Return every entry below without altering a word.

** Recorded information follows **

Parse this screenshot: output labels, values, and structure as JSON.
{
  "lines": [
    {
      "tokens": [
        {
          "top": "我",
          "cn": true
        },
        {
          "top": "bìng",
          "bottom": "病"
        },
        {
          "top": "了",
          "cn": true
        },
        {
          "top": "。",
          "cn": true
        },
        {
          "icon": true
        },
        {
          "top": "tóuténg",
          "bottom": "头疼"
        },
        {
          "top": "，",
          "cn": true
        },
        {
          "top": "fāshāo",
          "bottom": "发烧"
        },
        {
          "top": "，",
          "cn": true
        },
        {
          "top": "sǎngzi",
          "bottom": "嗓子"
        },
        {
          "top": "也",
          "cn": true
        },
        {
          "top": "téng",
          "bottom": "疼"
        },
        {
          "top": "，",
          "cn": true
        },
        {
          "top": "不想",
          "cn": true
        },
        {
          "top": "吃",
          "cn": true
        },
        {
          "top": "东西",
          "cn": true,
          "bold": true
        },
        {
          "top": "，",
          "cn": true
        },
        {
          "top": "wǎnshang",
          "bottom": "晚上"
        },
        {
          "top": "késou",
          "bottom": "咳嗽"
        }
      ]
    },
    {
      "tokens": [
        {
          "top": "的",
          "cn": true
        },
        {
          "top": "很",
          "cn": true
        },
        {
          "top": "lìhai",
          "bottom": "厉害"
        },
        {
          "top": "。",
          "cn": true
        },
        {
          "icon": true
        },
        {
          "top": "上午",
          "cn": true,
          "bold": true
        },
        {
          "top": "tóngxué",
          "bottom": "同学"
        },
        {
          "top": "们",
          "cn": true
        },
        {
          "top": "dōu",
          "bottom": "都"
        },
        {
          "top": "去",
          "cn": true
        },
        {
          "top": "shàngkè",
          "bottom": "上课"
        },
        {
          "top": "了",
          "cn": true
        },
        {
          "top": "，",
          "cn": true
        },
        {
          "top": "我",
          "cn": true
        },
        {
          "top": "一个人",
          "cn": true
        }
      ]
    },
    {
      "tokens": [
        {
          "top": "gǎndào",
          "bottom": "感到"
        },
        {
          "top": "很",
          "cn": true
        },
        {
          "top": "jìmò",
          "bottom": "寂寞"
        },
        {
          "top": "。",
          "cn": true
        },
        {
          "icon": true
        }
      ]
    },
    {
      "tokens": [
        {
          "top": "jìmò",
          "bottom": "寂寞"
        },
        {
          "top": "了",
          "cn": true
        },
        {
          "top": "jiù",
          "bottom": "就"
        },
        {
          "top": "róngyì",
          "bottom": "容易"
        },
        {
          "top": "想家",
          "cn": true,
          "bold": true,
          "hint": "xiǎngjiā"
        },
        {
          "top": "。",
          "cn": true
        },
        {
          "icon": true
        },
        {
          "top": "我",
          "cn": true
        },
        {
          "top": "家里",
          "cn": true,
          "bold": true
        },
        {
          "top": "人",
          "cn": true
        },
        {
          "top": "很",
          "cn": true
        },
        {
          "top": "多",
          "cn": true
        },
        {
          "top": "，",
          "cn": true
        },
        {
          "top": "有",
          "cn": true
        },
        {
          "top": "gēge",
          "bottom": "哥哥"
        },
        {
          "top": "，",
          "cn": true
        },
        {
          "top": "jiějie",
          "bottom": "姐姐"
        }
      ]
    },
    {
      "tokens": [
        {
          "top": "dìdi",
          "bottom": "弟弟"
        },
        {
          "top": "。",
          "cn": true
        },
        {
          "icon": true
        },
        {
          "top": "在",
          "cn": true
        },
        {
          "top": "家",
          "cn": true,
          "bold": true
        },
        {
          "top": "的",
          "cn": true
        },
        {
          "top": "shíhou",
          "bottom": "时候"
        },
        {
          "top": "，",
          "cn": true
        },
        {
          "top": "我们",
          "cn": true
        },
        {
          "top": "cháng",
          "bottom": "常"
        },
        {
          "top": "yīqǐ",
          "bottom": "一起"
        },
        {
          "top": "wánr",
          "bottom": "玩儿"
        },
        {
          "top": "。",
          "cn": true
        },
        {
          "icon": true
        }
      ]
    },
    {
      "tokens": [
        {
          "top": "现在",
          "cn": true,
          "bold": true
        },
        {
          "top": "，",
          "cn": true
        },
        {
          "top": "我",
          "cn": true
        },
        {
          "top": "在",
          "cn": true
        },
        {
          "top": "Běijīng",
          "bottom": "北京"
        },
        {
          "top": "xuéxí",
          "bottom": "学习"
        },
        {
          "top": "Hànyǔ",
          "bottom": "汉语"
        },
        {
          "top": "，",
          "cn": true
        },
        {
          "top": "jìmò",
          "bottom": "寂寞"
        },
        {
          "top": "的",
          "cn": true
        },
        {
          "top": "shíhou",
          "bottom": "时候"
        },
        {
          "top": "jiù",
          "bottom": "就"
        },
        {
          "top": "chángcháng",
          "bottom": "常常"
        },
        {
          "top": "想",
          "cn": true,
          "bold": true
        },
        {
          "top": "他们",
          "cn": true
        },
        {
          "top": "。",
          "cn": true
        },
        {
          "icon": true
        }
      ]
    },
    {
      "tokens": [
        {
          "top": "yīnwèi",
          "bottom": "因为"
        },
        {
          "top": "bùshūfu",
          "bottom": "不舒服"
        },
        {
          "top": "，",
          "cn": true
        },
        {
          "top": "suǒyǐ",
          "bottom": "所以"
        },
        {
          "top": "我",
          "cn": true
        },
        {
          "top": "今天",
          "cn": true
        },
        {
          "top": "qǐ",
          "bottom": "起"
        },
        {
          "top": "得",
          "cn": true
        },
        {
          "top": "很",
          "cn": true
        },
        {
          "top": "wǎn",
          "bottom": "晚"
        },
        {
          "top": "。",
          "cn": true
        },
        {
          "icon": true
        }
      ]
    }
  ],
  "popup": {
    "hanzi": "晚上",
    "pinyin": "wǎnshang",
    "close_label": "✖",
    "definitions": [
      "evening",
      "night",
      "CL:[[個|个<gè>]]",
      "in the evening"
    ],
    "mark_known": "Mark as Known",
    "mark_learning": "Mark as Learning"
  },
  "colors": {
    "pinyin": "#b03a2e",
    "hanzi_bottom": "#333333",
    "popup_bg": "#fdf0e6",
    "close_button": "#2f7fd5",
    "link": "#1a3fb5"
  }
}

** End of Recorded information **

__Exercise answer__
Parse this screenshot: output labels, values, and structure as JSON.
{
  "lines": [
    {
      "tokens": [
        {
          "top": "我",
          "cn": true
        },
        {
          "top": "bìng",
          "bottom": "病"
        },
        {
          "top": "了",
          "cn": true
        },
        {
          "top": "。",
          "cn": true
        },
        {
          "icon": true
        },
        {
          "top": "tóuténg",
          "bottom": "头疼"
        },
        {
          "top": "，",
          "cn": true
        },
        {
          "top": "fāshāo",
          "bottom": "发烧"
        },
        {
          "top": "，",
          "cn": true
        },
        {
          "top": "sǎngzi",
          "bottom": "嗓子"
        },
        {
          "top": "也",
          "cn": true
        },
        {
          "top": "téng",
          "bottom": "疼"
        },
        {
          "top": "，",
          "cn": true
        },
        {
          "top": "不想",
          "cn": true
        },
        {
          "top": "吃",
          "cn": true
        },
        {
          "top": "东西",
          "cn": true,
          "bold": true
        },
        {
          "top": "，",
          "cn": true
        },
        {
          "top": "wǎnshang",
          "bottom": "晚上"
        },
        {
          "top": "késou",
          "bottom": "咳嗽"
        }
      ]
    },
    {
      "tokens": [
        {
          "top": "的",
          "cn": true
        },
        {
          "top": "很",
          "cn": true
        },
        {
          "top": "lìhai",
          "bottom": "厉害"
        },
        {
          "top": "。",
          "cn": true
        },
        {
          "icon": true
        },
        {
          "top": "上午",
          "cn": true,
          "bold": true
        },
        {
          "top": "tóngxué",
          "bottom": "同学"
        },
        {
          "top": "们",
          "cn": true
        },
        {
          "top": "dōu",
          "bottom": "都"
        },
        {
          "top": "去",
          "cn": true
        },
        {
          "top": "shàngkè",
          "bottom": "上课"
        },
        {
          "top": "了",
          "cn": true
        },
        {
          "top": "，",
          "cn": true
        },
        {
          "top": "我",
          "cn": true
        },
        {
          "top": "一个人",
          "cn": true
        }
      ]
    },
    {
      "tokens": [
        {
          "top": "gǎndào",
          "bottom": "感到"
        },
        {
          "top": "很",
          "cn": true
        },
        {
          "top": "jìmò",
          "bottom": "寂寞"
        },
        {
          "top": "。",
          "cn": true
        },
        {
          "icon": true
        }
      ]
    },
    {
      "tokens": [
        {
          "top": "jìmò",
          "bottom": "寂寞"
        },
        {
          "top": "了",
          "cn": true
        },
        {
          "top": "jiù",
          "bottom": "就"
        },
        {
          "top": "róngyì",
          "bottom": "容易"
        },
        {
          "top": "想家",
          "cn": true,
          "bold": true,
          "hint": "xiǎngjiā"
        },
        {
          "top": "。",
          "cn": true
        },
        {
          "icon": true
        },
        {
          "top": "我",
          "cn": true
        },
        {
          "top": "家里",
          "cn": true,
          "bold": true
        },
        {
          "top": "人",
          "cn": true
        },
        {
          "top": "很",
          "cn": true
        },
        {
          "top": "多",
          "cn": true
        },
        {
          "top": "，",
          "cn": true
        },
        {
          "top": "有",
          "cn": true
        },
        {
          "top": "gēge",
          "bottom": "哥哥"
        },
        {
          "top": "，",
          "cn": true
        },
        {
          "top": "jiějie",
          "bottom": "姐姐"
        }
      ]
    },
    {
      "tokens": [
        {
          "top": "dìdi",
          "bottom": "弟弟"
        },
        {
          "top": "。",
          "cn": true
        },
        {
          "icon": true
        },
        {
          "top": "在",
          "cn": true
        },
        {
          "top": "家",
          "cn": true,
          "bold": true
        },
        {
          "top": "的",
          "cn": true
        },
        {
          "top": "shíhou",
          "bottom": "时候"
        },
        {
          "top": "，",
          "cn": true
        },
        {
          "top": "我们",
          "cn": true
        },
        {
          "top": "cháng",
          "bottom": "常"
        },
        {
          "top": "yīqǐ",
          "bottom": "一起"
        },
        {
          "top": "wánr",
          "bottom": "玩儿"
        },
        {
          "top": "。",
          "cn": true
        },
        {
          "icon": true
        }
      ]
    },
    {
      "tokens": [
        {
          "top": "现在",
          "cn": true,
          "bold": true
        },
        {
          "top": "，",
          "cn": true
        },
        {
          "top": "我",
          "cn": true
        },
        {
          "top": "在",
          "cn": true
        },
        {
          "top": "Běijīng",
          "bottom": "北京"
        },
        {
          "top": "xuéxí",
          "bottom": "学习"
        },
        {
          "top": "Hànyǔ",
          "bottom": "汉语"
        },
        {
          "top": "，",
          "cn": true
        },
        {
          "top": "jìmò",
          "bottom": "寂寞"
        },
        {
          "top": "的",
          "cn": true
        },
        {
          "top": "shíhou",
          "bottom": "时候"
        },
        {
          "top": "jiù",
          "bottom": "就"
        },
        {
          "top": "chángcháng",
          "bottom": "常常"
        },
        {
          "top": "想",
          "cn": true,
          "bold": true
        },
        {
          "top": "他们",
          "cn": true
        },
        {
          "top": "。",
          "cn": true
        },
        {
          "icon": true
        }
      ]
    },
    {
      "tokens": [
        {
          "top": "yīnwèi",
          "bottom": "因为"
        },
        {
          "top": "bùshūfu",
          "bottom": "不舒服"
        },
        {
          "top": "，",
          "cn": true
        },
        {
          "top": "suǒyǐ",
          "bottom": "所以"
        },
        {
          "top": "我",
          "cn": true
        },
        {
          "top": "今天",
          "cn": true
        },
        {
          "top": "qǐ",
          "bottom": "起"
        },
        {
          "top": "得",
          "cn": true
        },
        {
          "top": "很",
          "cn": true
        },
        {
          "top": "wǎn",
          "bottom": "晚"
        },
        {
          "top": "。",
          "cn": true
        },
        {
          "icon": true
        }
      ]
    }
  ],
  "popup": {
    "hanzi": "晚上",
    "pinyin": "wǎnshang",
    "close_label": "✖",
    "definitions": [
      "evening",
      "night",
      "CL:[[個|个<gè>]]",
      "in the evening"
    ],
    "mark_known": "Mark as Known",
    "mark_learning": "Mark as Learning"
  },
  "colors": {
    "pinyin": "#b03a2e",
    "hanzi_bottom": "#333333",
    "popup_bg": "#fdf0e6",
    "close_button": "#2f7fd5",
    "link": "#1a3fb5"
  }
}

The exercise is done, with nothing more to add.